John Bonaiuto, executive director of the Nebraska Association of School Boards, testified in opposition to the bill, saying that ESUs provide vital functions for both small and large school districts.
Eliminating these ESUs would put more pressure on the districts’ general operating budget because they would have to pay for services that are currently being funded through the ESU, Bonaiuto said. School districts are already using limited funds to cover other critical areas, he added.
“ESUs have, in essence, been an integral part in delivering services that our [state] Department of Education has not been able to provide,” Bonaiuto said. “These things will have to be funded somehow.”
Mark Shepard, associate superintendent of business affairs for Lincoln Public Schools and interim administrator for ESU 18, also testified in opposition to the bill.
“You have to look beyond just the issue of a single district ESU,” Shepard said.
Eliminating ESU 18 will not only impact Lincoln Public Schools, he said.
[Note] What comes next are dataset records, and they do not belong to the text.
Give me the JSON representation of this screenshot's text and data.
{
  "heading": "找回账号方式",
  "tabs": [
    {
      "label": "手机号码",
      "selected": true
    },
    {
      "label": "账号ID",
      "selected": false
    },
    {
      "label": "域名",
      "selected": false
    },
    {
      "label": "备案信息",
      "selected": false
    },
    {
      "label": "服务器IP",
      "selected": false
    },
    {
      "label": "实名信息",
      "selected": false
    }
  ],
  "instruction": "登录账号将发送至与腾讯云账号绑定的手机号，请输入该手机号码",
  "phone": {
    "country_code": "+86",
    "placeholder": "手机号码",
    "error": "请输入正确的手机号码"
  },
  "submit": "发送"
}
The ESU provides leadership in statewide programs that offer instructional materials, assessment of professional development, technology services and involvement with the virtual high school project, he said.
Liz Standish, administrator for Omaha Public Schools, also testified in opposition to the bill, saying that ESU 19 serves 49,000 students in the Omaha metro area as well as other students across the state. Last year OPS offered distance learning courses such as nuclear science, nuclear energy, honors calculus and other advanced mathematics courses, she said. Students in smaller districts might not have had the opportunity to take these courses without access to the ESU’s distance education program, she added.
About $5 million in services would be eliminated by LB381, Standish said.
LB446, introduced by York Sen. Greg Adams, was introduced as an alternative to LB381 and would allow educational service units to consist of single school districts. The bill would require ESUs serving only one district to participate in statewide projects that are managed by the ESU Coordinating Council.
“LB446 is an attempt to find, what I think, is a better way to deal with this issue,” Adams said.
“I want Omaha and Lincoln, the two biggest school districts in the state, to be statewide players,” he said. “School districts of that size have something to offer the whole state.”
The committee took no immediate action on either bill.